Charlie is a cloud-based tool which automates the process of prescription refills by integrating with EHRs. Charlie processes refill requests much like a physician or pharmacist would, but more quickly and probably more thoroughly as well.
According to the blog item, Charlie pulls in refill requests from the practice’s EHR then adds relevant patient data to the requests. After doing so, Charlie then runs the requests through an evidence-based rules engine to detect whether the request is in protocol or out of protocol. It also detects duplicates. errors and other problems. Charlie can also absorb specific protocols which let it know what to look for in each refill request it processes.
After 18 months, Valley’s refill process is far more efficient. Of the 10,000 refill requests that Valley gets every month, 60% are handled by a clerical person and don’t involve a clinician. In addition, clerical staff workloads have been cut in half, according to the practice’s manager of healthcare informatics.
Another benefit Valley saw from rolling out Charlie with that they found out which certain problems lay. For example, practice leaders found out that 20% of monthly refill requests were duplicate requests. Prior to implementing the new tool, practice staff spent a lot of time investigating the requests or worse, filling them by accident.
This type of technology will probably do a lot for medium-sized to larger practices, but smaller ones probably can’t afford to invest in this kind of technology. I have no idea what Healthfinch charges for Charlie, but I doubt it’s cheap, and I’m guessing its competitors are charging a bundle for this stuff as well. What’s more, as I saw at #HIMSS18, vendors are still struggling to define the right AI posture and product roadmap, so even if you have a lot of cash buying AI is still a somewhat risky play.

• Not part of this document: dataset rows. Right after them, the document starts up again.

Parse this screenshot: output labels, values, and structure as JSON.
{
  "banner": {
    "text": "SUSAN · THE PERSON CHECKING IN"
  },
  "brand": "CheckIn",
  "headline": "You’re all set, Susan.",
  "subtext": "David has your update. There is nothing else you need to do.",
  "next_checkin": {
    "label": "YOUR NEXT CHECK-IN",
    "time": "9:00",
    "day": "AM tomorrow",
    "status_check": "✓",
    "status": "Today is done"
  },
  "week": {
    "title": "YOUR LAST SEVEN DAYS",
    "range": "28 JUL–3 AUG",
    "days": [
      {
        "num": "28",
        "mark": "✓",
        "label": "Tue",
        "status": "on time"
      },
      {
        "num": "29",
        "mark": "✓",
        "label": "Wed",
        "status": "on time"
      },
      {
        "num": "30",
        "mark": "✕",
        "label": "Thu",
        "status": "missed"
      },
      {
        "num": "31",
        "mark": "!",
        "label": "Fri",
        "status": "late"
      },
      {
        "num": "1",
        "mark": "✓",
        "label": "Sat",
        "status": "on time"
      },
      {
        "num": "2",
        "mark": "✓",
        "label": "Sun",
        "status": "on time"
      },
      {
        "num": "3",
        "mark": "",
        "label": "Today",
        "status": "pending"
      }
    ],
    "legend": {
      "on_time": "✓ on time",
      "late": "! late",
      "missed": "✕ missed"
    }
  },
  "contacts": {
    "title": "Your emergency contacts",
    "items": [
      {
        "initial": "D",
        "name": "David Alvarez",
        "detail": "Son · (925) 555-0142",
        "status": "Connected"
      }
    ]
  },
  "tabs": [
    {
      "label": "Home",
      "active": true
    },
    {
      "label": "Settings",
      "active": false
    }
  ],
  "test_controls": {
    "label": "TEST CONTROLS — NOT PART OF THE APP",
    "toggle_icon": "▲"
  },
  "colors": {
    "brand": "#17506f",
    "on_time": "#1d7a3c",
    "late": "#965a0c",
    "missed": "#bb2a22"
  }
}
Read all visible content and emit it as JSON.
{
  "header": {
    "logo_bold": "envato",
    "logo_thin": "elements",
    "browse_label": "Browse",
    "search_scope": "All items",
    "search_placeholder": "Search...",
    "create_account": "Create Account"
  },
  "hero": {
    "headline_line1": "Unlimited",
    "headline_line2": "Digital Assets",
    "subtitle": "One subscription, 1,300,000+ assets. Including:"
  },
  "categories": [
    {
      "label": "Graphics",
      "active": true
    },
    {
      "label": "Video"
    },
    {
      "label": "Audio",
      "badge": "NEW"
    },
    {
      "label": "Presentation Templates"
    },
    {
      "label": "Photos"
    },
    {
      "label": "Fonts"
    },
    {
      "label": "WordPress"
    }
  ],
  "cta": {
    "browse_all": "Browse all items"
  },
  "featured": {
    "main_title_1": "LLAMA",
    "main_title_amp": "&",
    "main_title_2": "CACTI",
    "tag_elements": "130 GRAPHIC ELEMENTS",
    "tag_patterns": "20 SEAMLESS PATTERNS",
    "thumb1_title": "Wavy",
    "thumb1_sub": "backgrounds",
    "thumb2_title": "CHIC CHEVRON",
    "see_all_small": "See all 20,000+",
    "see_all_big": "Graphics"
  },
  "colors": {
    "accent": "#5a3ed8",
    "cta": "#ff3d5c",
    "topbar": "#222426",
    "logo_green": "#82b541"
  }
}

Still, if you’re part of a small practice that’s rethinking its IT strategy, it’s good to know that technologies like Charlie exist. I have little doubt that over time — perhaps fairly soon — vendors will begin offering AI tools that your practice can afford. In the meantime, it wouldn’t hurt to identify processes which seem to be wasting a lot of time or failing to get good results. That way, when an affordable tool comes along to help you’ll be ready to go.